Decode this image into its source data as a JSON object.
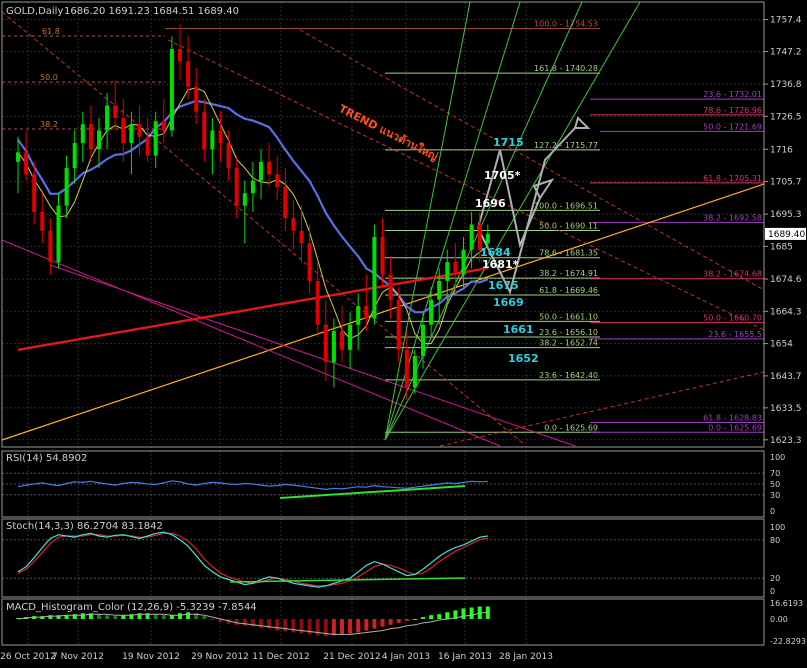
{
  "title": "GOLD,Daily",
  "ohlc_readout": "1686.20 1691.23 1684.51 1689.40",
  "colors": {
    "bg": "#000000",
    "grid": "#2b2b2b",
    "border": "#9a9a9a",
    "bull": "#00e000",
    "bear": "#e00000",
    "ma_blue": "#5a6ee6",
    "ma_red": "#e01818",
    "envelope": "#d01890",
    "fib": "#b05048",
    "trendline": "#ffb020",
    "channel": "#cc2222",
    "projection": "#b0b0b0",
    "fan": "#40c040",
    "cyan_label": "#2ad0e0",
    "white_label": "#ffffff"
  },
  "chart_data": [
    {
      "type": "candlestick",
      "name": "price",
      "x_ticks": [
        "26 Oct 2012",
        "7 Nov 2012",
        "19 Nov 2012",
        "29 Nov 2012",
        "11 Dec 2012",
        "21 Dec 2012",
        "4 Jan 2013",
        "16 Jan 2013",
        "28 Jan 2013"
      ],
      "y_ticks": [
        1757.4,
        1747.2,
        1736.8,
        1726.5,
        1716.0,
        1705.7,
        1695.3,
        1685.0,
        1674.6,
        1664.3,
        1654.0,
        1643.7,
        1633.5,
        1623.3
      ],
      "ylim": [
        1621.0,
        1763.0
      ],
      "current_price": "1689.40",
      "candles": [
        [
          1712,
          1720,
          1702,
          1715
        ],
        [
          1715,
          1722,
          1706,
          1708
        ],
        [
          1708,
          1712,
          1692,
          1696
        ],
        [
          1696,
          1702,
          1686,
          1690
        ],
        [
          1690,
          1694,
          1676,
          1680
        ],
        [
          1680,
          1702,
          1678,
          1698
        ],
        [
          1698,
          1714,
          1694,
          1710
        ],
        [
          1710,
          1722,
          1705,
          1718
        ],
        [
          1718,
          1728,
          1712,
          1724
        ],
        [
          1724,
          1730,
          1712,
          1716
        ],
        [
          1716,
          1726,
          1710,
          1722
        ],
        [
          1722,
          1734,
          1716,
          1730
        ],
        [
          1730,
          1738,
          1722,
          1726
        ],
        [
          1726,
          1732,
          1712,
          1718
        ],
        [
          1718,
          1728,
          1708,
          1724
        ],
        [
          1724,
          1730,
          1714,
          1720
        ],
        [
          1720,
          1726,
          1712,
          1714
        ],
        [
          1714,
          1728,
          1710,
          1725
        ],
        [
          1725,
          1732,
          1718,
          1722
        ],
        [
          1722,
          1752,
          1720,
          1748
        ],
        [
          1748,
          1756,
          1738,
          1744
        ],
        [
          1744,
          1752,
          1732,
          1736
        ],
        [
          1736,
          1742,
          1724,
          1728
        ],
        [
          1728,
          1732,
          1712,
          1716
        ],
        [
          1716,
          1726,
          1708,
          1722
        ],
        [
          1722,
          1728,
          1712,
          1718
        ],
        [
          1718,
          1722,
          1706,
          1710
        ],
        [
          1710,
          1714,
          1694,
          1698
        ],
        [
          1698,
          1706,
          1686,
          1702
        ],
        [
          1702,
          1712,
          1696,
          1706
        ],
        [
          1706,
          1716,
          1700,
          1712
        ],
        [
          1712,
          1718,
          1704,
          1708
        ],
        [
          1708,
          1714,
          1700,
          1704
        ],
        [
          1704,
          1710,
          1690,
          1694
        ],
        [
          1694,
          1700,
          1684,
          1690
        ],
        [
          1690,
          1698,
          1680,
          1686
        ],
        [
          1686,
          1692,
          1670,
          1674
        ],
        [
          1674,
          1680,
          1656,
          1660
        ],
        [
          1660,
          1668,
          1642,
          1648
        ],
        [
          1648,
          1662,
          1640,
          1658
        ],
        [
          1658,
          1666,
          1648,
          1652
        ],
        [
          1652,
          1664,
          1646,
          1660
        ],
        [
          1660,
          1670,
          1652,
          1666
        ],
        [
          1666,
          1676,
          1658,
          1662
        ],
        [
          1662,
          1692,
          1660,
          1688
        ],
        [
          1688,
          1694,
          1672,
          1676
        ],
        [
          1676,
          1682,
          1662,
          1668
        ],
        [
          1668,
          1672,
          1648,
          1652
        ],
        [
          1652,
          1658,
          1636,
          1640
        ],
        [
          1640,
          1652,
          1638,
          1650
        ],
        [
          1650,
          1664,
          1646,
          1660
        ],
        [
          1660,
          1672,
          1656,
          1668
        ],
        [
          1668,
          1678,
          1660,
          1674
        ],
        [
          1674,
          1684,
          1666,
          1680
        ],
        [
          1680,
          1686,
          1670,
          1676
        ],
        [
          1676,
          1688,
          1672,
          1684
        ],
        [
          1684,
          1696,
          1678,
          1692
        ],
        [
          1692,
          1696,
          1680,
          1684
        ],
        [
          1686,
          1692,
          1684,
          1689
        ]
      ]
    },
    {
      "type": "fibonacci_levels",
      "labels": [
        {
          "text": "100.0 - 1754.53",
          "price": 1754.5
        },
        {
          "text": "161.8 - 1740.28",
          "price": 1740.3
        },
        {
          "text": "23.6 - 1732.01",
          "price": 1732.0
        },
        {
          "text": "78.6 - 1726.96",
          "price": 1727.0
        },
        {
          "text": "50.0 - 1721.69",
          "price": 1721.7
        },
        {
          "text": "127.2 - 1715.77",
          "price": 1715.8
        },
        {
          "text": "61.8 - 1705.31",
          "price": 1705.3
        },
        {
          "text": "100.0 - 1696.51",
          "price": 1696.5
        },
        {
          "text": "38.2 - 1692.58",
          "price": 1692.6
        },
        {
          "text": "50.0 - 1690.11",
          "price": 1690.1
        },
        {
          "text": "78.6 - 1681.35",
          "price": 1681.4
        },
        {
          "text": "38.2 - 1674.91",
          "price": 1674.9
        },
        {
          "text": "38.2 - 1674.68",
          "price": 1674.7
        },
        {
          "text": "61.8 - 1669.46",
          "price": 1669.5
        },
        {
          "text": "50.0 - 1661.10",
          "price": 1661.1
        },
        {
          "text": "50.0 - 1660.70",
          "price": 1660.7
        },
        {
          "text": "23.6 - 1656.10",
          "price": 1656.1
        },
        {
          "text": "23.6 - 1655.5",
          "price": 1655.5
        },
        {
          "text": "38.2 - 1652.74",
          "price": 1652.7
        },
        {
          "text": "23.6 - 1642.40",
          "price": 1642.4
        },
        {
          "text": "61.8 - 1628.83",
          "price": 1628.8
        },
        {
          "text": "0.0 - 1625.69",
          "price": 1625.7
        },
        {
          "text": "0.0 - 1625.69",
          "price": 1625.7
        }
      ],
      "left_labels": [
        "61.8",
        "50.0",
        "38.2"
      ]
    },
    {
      "type": "annotations",
      "trend_text": "TREND แนวต้านใหญ่",
      "targets": [
        {
          "text": "1715",
          "color": "cyan"
        },
        {
          "text": "1705*",
          "color": "white"
        },
        {
          "text": "1696",
          "color": "white"
        },
        {
          "text": "1684",
          "color": "cyan"
        },
        {
          "text": "1681*",
          "color": "white"
        },
        {
          "text": "1675",
          "color": "cyan"
        },
        {
          "text": "1669",
          "color": "cyan"
        },
        {
          "text": "1661",
          "color": "cyan"
        },
        {
          "text": "1652",
          "color": "cyan"
        }
      ]
    },
    {
      "type": "line",
      "name": "RSI",
      "label": "RSI(14) 54.8902",
      "y_ticks": [
        "100",
        "70",
        "50",
        "30",
        "0"
      ],
      "ylim": [
        0,
        100
      ],
      "values": [
        45,
        48,
        50,
        52,
        49,
        47,
        51,
        54,
        53,
        55,
        52,
        50,
        48,
        51,
        53,
        52,
        50,
        49,
        52,
        56,
        54,
        50,
        48,
        51,
        53,
        52,
        50,
        49,
        51,
        50,
        48,
        46,
        47,
        49,
        48,
        46,
        44,
        42,
        40,
        42,
        41,
        43,
        45,
        44,
        47,
        45,
        44,
        43,
        42,
        44,
        46,
        48,
        50,
        52,
        51,
        53,
        55,
        54,
        55
      ]
    },
    {
      "type": "line",
      "name": "Stochastic",
      "label": "Stoch(14,3,3) 86.2704 83.1842",
      "y_ticks": [
        "100",
        "80",
        "20",
        "0"
      ],
      "ylim": [
        0,
        100
      ],
      "main": [
        30,
        38,
        52,
        68,
        82,
        88,
        86,
        84,
        88,
        90,
        86,
        84,
        87,
        88,
        85,
        82,
        86,
        90,
        92,
        88,
        80,
        70,
        55,
        40,
        30,
        22,
        18,
        14,
        10,
        12,
        18,
        22,
        20,
        16,
        12,
        10,
        8,
        6,
        8,
        12,
        16,
        20,
        30,
        40,
        46,
        42,
        36,
        30,
        24,
        26,
        34,
        44,
        54,
        62,
        68,
        72,
        78,
        84,
        86
      ],
      "signal": [
        28,
        34,
        46,
        60,
        74,
        84,
        86,
        86,
        86,
        88,
        88,
        86,
        86,
        87,
        86,
        84,
        84,
        87,
        90,
        90,
        86,
        78,
        66,
        50,
        38,
        28,
        22,
        18,
        14,
        12,
        14,
        18,
        20,
        18,
        16,
        12,
        10,
        8,
        8,
        10,
        12,
        16,
        22,
        30,
        38,
        42,
        40,
        36,
        30,
        26,
        28,
        36,
        46,
        54,
        62,
        68,
        74,
        80,
        83
      ]
    },
    {
      "type": "bar",
      "name": "MACD",
      "label": "MACD_Histogram_Color (12,26,9) -5.3239 -7.8544",
      "y_ticks": [
        "16.6193",
        "0.00",
        "-22.8293"
      ],
      "ylim": [
        -22.8293,
        16.6193
      ],
      "values": [
        1,
        2,
        3,
        3,
        4,
        4,
        4,
        5,
        6,
        6,
        5,
        4,
        3,
        4,
        5,
        6,
        6,
        5,
        4,
        4,
        6,
        7,
        6,
        3,
        -1,
        -3,
        -5,
        -6,
        -7,
        -8,
        -9,
        -10,
        -12,
        -13,
        -14,
        -15,
        -16,
        -17,
        -18,
        -17,
        -16,
        -15,
        -14,
        -12,
        -10,
        -8,
        -6,
        -4,
        -2,
        0,
        2,
        4,
        5,
        7,
        9,
        11,
        12,
        13,
        13
      ],
      "signal": [
        0,
        1,
        2,
        2,
        3,
        3,
        4,
        4,
        4,
        5,
        5,
        5,
        4,
        4,
        4,
        5,
        5,
        5,
        5,
        4,
        4,
        5,
        5,
        4,
        2,
        0,
        -2,
        -4,
        -5,
        -6,
        -7,
        -8,
        -9,
        -10,
        -11,
        -12,
        -13,
        -14,
        -15,
        -16,
        -16,
        -16,
        -15,
        -14,
        -13,
        -12,
        -10,
        -9,
        -7,
        -6,
        -4,
        -3,
        -1,
        0,
        1,
        3,
        4,
        6,
        7
      ]
    }
  ]
}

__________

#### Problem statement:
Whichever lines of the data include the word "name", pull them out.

#### Written answer:
      "name": "price",
      "name": "RSI",
      "name": "Stochastic",
      "name": "MACD",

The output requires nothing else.